Problem statement: What follows is data; output all of it exactly as given.

Records provided:
........

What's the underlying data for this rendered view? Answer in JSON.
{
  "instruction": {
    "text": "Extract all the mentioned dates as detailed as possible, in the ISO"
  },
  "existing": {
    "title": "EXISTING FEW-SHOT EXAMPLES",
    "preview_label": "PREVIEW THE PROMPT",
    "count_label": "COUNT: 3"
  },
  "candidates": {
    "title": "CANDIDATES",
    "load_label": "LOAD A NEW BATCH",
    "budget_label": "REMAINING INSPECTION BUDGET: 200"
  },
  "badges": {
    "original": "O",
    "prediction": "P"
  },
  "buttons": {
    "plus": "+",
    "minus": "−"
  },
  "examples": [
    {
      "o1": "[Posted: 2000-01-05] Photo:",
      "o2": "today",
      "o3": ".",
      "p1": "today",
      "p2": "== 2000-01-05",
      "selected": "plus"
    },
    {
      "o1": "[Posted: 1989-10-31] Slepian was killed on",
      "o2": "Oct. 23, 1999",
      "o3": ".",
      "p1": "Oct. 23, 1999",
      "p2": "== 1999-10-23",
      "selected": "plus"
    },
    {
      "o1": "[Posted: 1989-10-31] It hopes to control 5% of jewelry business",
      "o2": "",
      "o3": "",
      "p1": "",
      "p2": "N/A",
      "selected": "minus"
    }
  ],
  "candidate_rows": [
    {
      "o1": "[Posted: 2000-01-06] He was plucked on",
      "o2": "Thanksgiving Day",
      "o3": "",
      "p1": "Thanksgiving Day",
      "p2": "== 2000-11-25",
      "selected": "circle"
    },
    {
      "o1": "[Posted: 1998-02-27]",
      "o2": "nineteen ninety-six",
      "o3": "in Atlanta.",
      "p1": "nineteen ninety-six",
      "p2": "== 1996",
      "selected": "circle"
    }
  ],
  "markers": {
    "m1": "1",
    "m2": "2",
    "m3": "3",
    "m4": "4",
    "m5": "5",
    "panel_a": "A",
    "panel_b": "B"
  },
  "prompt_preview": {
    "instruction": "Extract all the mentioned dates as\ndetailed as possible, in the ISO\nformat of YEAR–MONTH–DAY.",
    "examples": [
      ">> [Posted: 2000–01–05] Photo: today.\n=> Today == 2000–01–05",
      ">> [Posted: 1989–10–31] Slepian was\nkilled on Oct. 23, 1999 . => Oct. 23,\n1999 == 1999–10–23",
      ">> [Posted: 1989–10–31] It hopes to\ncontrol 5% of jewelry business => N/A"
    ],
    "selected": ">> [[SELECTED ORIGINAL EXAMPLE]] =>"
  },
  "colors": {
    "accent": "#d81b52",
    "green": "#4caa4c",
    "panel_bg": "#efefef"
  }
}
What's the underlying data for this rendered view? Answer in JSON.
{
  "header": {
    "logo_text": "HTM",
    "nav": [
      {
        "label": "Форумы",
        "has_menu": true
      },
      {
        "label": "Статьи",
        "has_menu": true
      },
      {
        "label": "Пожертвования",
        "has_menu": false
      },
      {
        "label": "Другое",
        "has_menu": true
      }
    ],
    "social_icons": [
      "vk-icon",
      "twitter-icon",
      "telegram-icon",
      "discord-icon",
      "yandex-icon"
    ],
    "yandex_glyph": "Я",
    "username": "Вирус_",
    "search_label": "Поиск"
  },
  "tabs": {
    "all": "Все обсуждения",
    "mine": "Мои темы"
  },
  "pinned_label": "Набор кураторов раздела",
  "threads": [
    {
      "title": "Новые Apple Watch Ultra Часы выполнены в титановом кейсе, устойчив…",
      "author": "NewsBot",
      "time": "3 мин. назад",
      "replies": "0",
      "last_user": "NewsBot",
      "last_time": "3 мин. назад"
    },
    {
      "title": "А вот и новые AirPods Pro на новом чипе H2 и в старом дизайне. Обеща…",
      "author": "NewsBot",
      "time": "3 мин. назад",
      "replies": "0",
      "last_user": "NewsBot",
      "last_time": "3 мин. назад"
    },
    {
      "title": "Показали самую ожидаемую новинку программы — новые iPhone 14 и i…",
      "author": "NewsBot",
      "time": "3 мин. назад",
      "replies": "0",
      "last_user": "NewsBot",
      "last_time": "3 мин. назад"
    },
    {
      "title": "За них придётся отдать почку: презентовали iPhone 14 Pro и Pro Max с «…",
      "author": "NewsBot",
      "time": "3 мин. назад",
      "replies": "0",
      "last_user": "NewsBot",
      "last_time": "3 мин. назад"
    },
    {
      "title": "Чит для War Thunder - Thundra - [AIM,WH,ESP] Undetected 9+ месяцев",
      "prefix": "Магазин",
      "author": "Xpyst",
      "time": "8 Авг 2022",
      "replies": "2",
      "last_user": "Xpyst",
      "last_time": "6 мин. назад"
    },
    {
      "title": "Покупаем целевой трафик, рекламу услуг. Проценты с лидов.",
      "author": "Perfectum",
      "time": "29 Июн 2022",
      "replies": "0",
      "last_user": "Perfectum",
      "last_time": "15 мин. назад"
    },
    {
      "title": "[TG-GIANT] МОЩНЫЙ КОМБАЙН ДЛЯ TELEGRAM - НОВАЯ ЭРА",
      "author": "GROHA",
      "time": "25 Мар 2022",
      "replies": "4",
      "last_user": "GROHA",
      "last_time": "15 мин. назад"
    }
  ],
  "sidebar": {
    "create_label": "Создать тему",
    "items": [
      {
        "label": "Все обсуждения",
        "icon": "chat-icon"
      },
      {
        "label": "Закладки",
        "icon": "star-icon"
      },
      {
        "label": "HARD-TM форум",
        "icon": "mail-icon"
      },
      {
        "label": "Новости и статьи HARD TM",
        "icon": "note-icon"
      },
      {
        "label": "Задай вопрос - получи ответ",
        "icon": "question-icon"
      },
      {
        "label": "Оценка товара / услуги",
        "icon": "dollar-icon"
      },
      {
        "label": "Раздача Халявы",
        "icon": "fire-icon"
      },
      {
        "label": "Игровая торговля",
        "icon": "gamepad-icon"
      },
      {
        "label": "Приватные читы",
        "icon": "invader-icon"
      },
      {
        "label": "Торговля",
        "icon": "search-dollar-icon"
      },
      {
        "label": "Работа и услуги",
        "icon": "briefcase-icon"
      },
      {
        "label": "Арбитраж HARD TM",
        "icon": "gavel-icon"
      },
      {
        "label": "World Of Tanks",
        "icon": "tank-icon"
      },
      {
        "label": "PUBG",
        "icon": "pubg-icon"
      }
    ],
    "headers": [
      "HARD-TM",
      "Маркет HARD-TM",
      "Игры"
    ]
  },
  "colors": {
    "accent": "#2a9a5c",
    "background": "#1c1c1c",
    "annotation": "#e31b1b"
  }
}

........

Output below:
What's the underlying data for this rendered view? Answer in JSON.
{
  "instruction": {
    "text": "Extract all the mentioned dates as detailed as possible, in the ISO"
  },
  "existing": {
    "title": "EXISTING FEW-SHOT EXAMPLES",
    "preview_label": "PREVIEW THE PROMPT",
    "count_label": "COUNT: 3"
  },
  "candidates": {
    "title": "CANDIDATES",
    "load_label": "LOAD A NEW BATCH",
    "budget_label": "REMAINING INSPECTION BUDGET: 200"
  },
  "badges": {
    "original": "O",
    "prediction": "P"
  },
  "buttons": {
    "plus": "+",
    "minus": "−"
  },
  "examples": [
    {
      "o1": "[Posted: 2000-01-05] Photo:",
      "o2": "today",
      "o3": ".",
      "p1": "today",
      "p2": "== 2000-01-05",
      "selected": "plus"
    },
    {
      "o1": "[Posted: 1989-10-31] Slepian was killed on",
      "o2": "Oct. 23, 1999",
      "o3": ".",
      "p1": "Oct. 23, 1999",
      "p2": "== 1999-10-23",
      "selected": "plus"
    },
    {
      "o1": "[Posted: 1989-10-31] It hopes to control 5% of jewelry business",
      "o2": "",
      "o3": "",
      "p1": "",
      "p2": "N/A",
      "selected": "minus"
    }
  ],
  "candidate_rows": [
    {
      "o1": "[Posted: 2000-01-06] He was plucked on",
      "o2": "Thanksgiving Day",
      "o3": "",
      "p1": "Thanksgiving Day",
      "p2": "== 2000-11-25",
      "selected": "circle"
    },
    {
      "o1": "[Posted: 1998-02-27]",
      "o2": "nineteen ninety-six",
      "o3": "in Atlanta.",
      "p1": "nineteen ninety-six",
      "p2": "== 1996",
      "selected": "circle"
    }
  ],
  "markers": {
    "m1": "1",
    "m2": "2",
    "m3": "3",
    "m4": "4",
    "m5": "5",
    "panel_a": "A",
    "panel_b": "B"
  },
  "prompt_preview": {
    "instruction": "Extract all the mentioned dates as\ndetailed as possible, in the ISO\nformat of YEAR–MONTH–DAY.",
    "examples": [
      ">> [Posted: 2000–01–05] Photo: today.\n=> Today == 2000–01–05",
      ">> [Posted: 1989–10–31] Slepian was\nkilled on Oct. 23, 1999 . => Oct. 23,\n1999 == 1999–10–23",
      ">> [Posted: 1989–10–31] It hopes to\ncontrol 5% of jewelry business => N/A"
    ],
    "selected": ">> [[SELECTED ORIGINAL EXAMPLE]] =>"
  },
  "colors": {
    "accent": "#d81b52",
    "green": "#4caa4c",
    "panel_bg": "#efefef"
  }
}
What's the underlying data for this rendered view? Answer in JSON.
{
  "header": {
    "logo_text": "HTM",
    "nav": [
      {
        "label": "Форумы",
        "has_menu": true
      },
      {
        "label": "Статьи",
        "has_menu": true
      },
      {
        "label": "Пожертвования",
        "has_menu": false
      },
      {
        "label": "Другое",
        "has_menu": true
      }
    ],
    "social_icons": [
      "vk-icon",
      "twitter-icon",
      "telegram-icon",
      "discord-icon",
      "yandex-icon"
    ],
    "yandex_glyph": "Я",
    "username": "Вирус_",
    "search_label": "Поиск"
  },
  "tabs": {
    "all": "Все обсуждения",
    "mine": "Мои темы"
  },
  "pinned_label": "Набор кураторов раздела",
  "threads": [
    {
      "title": "Новые Apple Watch Ultra Часы выполнены в титановом кейсе, устойчив…",
      "author": "NewsBot",
      "time": "3 мин. назад",
      "replies": "0",
      "last_user": "NewsBot",
      "last_time": "3 мин. назад"
    },
    {
      "title": "А вот и новые AirPods Pro на новом чипе H2 и в старом дизайне. Обеща…",
      "author": "NewsBot",
      "time": "3 мин. назад",
      "replies": "0",
      "last_user": "NewsBot",
      "last_time": "3 мин. назад"
    },
    {
      "title": "Показали самую ожидаемую новинку программы — новые iPhone 14 и i…",
      "author": "NewsBot",
      "time": "3 мин. назад",
      "replies": "0",
      "last_user": "NewsBot",
      "last_time": "3 мин. назад"
    },
    {
      "title": "За них придётся отдать почку: презентовали iPhone 14 Pro и Pro Max с «…",
      "author": "NewsBot",
      "time": "3 мин. назад",
      "replies": "0",
      "last_user": "NewsBot",
      "last_time": "3 мин. назад"
    },
    {
      "title": "Чит для War Thunder - Thundra - [AIM,WH,ESP] Undetected 9+ месяцев",
      "prefix": "Магазин",
      "author": "Xpyst",
      "time": "8 Авг 2022",
      "replies": "2",
      "last_user": "Xpyst",
      "last_time": "6 мин. назад"
    },
    {
      "title": "Покупаем целевой трафик, рекламу услуг. Проценты с лидов.",
      "author": "Perfectum",
      "time": "29 Июн 2022",
      "replies": "0",
      "last_user": "Perfectum",
      "last_time": "15 мин. назад"
    },
    {
      "title": "[TG-GIANT] МОЩНЫЙ КОМБАЙН ДЛЯ TELEGRAM - НОВАЯ ЭРА",
      "author": "GROHA",
      "time": "25 Мар 2022",
      "replies": "4",
      "last_user": "GROHA",
      "last_time": "15 мин. назад"
    }
  ],
  "sidebar": {
    "create_label": "Создать тему",
    "items": [
      {
        "label": "Все обсуждения",
        "icon": "chat-icon"
      },
      {
        "label": "Закладки",
        "icon": "star-icon"
      },
      {
        "label": "HARD-TM форум",
        "icon": "mail-icon"
      },
      {
        "label": "Новости и статьи HARD TM",
        "icon": "note-icon"
      },
      {
        "label": "Задай вопрос - получи ответ",
        "icon": "question-icon"
      },
      {
        "label": "Оценка товара / услуги",
        "icon": "dollar-icon"
      },
      {
        "label": "Раздача Халявы",
        "icon": "fire-icon"
      },
      {
        "label": "Игровая торговля",
        "icon": "gamepad-icon"
      },
      {
        "label": "Приватные читы",
        "icon": "invader-icon"
      },
      {
        "label": "Торговля",
        "icon": "search-dollar-icon"
      },
      {
        "label": "Работа и услуги",
        "icon": "briefcase-icon"
      },
      {
        "label": "Арбитраж HARD TM",
        "icon": "gavel-icon"
      },
      {
        "label": "World Of Tanks",
        "icon": "tank-icon"
      },
      {
        "label": "PUBG",
        "icon": "pubg-icon"
      }
    ],
    "headers": [
      "HARD-TM",
      "Маркет HARD-TM",
      "Игры"
    ]
  },
  "colors": {
    "accent": "#2a9a5c",
    "background": "#1c1c1c",
    "annotation": "#e31b1b"
  }
}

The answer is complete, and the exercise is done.